→ Task directions
Find the word "JSON" below. Copy each line that has it.

→ Excerpts from an interface dataset
**********

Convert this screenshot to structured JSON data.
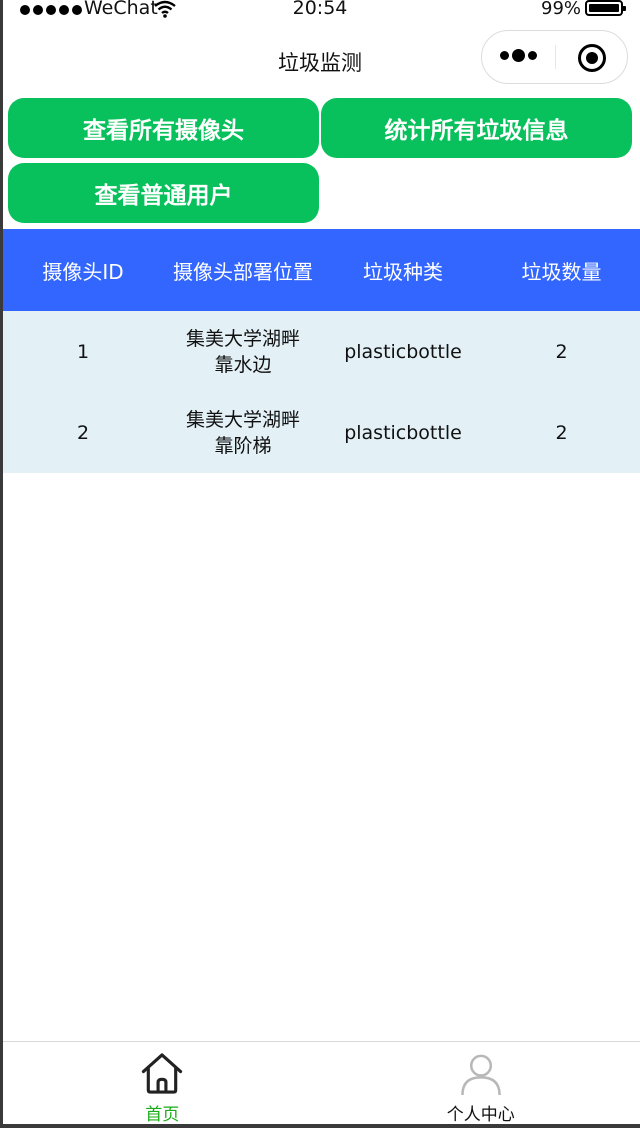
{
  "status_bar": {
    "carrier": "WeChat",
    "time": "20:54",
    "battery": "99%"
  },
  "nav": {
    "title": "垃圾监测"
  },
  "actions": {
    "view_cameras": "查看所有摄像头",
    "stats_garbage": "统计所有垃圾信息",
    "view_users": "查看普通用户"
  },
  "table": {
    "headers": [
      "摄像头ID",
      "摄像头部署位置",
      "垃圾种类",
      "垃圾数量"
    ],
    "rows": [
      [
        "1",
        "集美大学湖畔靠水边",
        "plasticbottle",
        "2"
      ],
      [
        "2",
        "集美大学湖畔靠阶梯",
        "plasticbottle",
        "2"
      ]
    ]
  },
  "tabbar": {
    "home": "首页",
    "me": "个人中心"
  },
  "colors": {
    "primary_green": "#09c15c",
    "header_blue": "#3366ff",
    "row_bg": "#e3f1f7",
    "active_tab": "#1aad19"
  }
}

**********

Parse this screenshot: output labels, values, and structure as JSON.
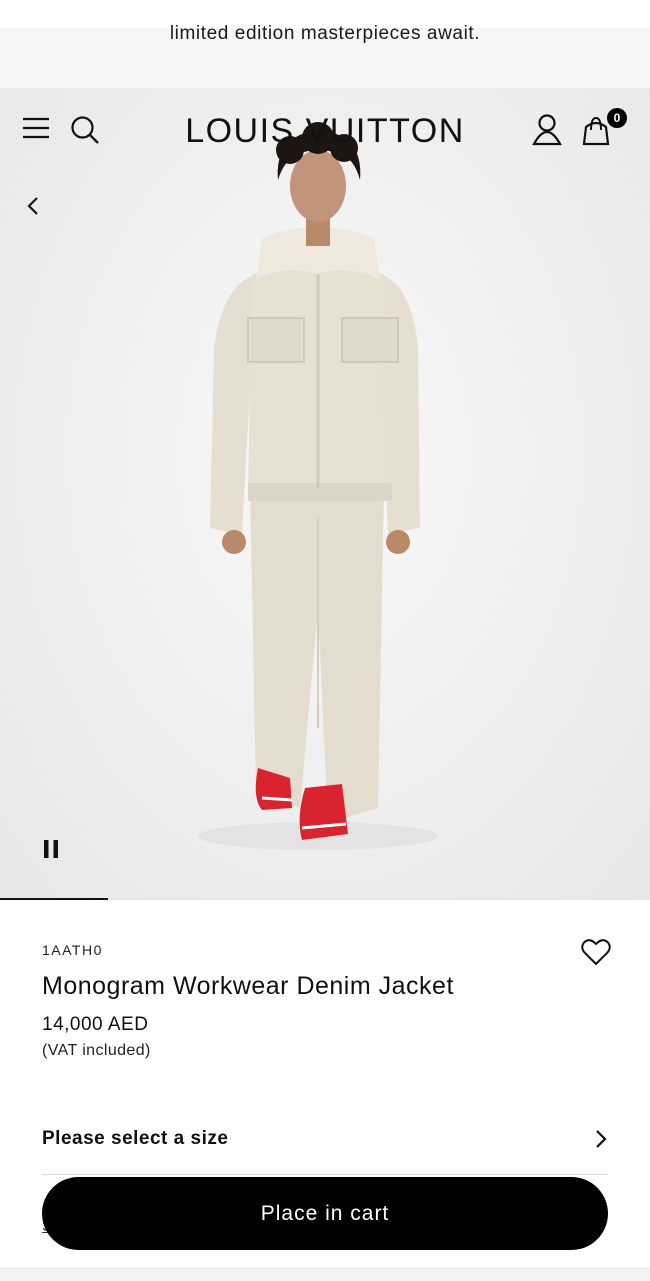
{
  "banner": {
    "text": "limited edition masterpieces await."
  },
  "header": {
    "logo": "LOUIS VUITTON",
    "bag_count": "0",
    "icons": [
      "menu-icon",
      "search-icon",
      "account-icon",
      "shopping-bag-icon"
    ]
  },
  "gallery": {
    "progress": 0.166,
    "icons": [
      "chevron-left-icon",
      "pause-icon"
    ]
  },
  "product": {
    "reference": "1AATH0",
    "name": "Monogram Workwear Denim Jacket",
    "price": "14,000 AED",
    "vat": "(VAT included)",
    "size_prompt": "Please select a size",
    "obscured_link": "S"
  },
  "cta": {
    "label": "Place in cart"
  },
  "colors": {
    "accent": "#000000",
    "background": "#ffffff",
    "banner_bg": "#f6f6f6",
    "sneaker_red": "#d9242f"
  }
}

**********

→ Completed exercise
Convert this screenshot to structured JSON data.
Parse this screenshot: output labels, values, and structure as JSON.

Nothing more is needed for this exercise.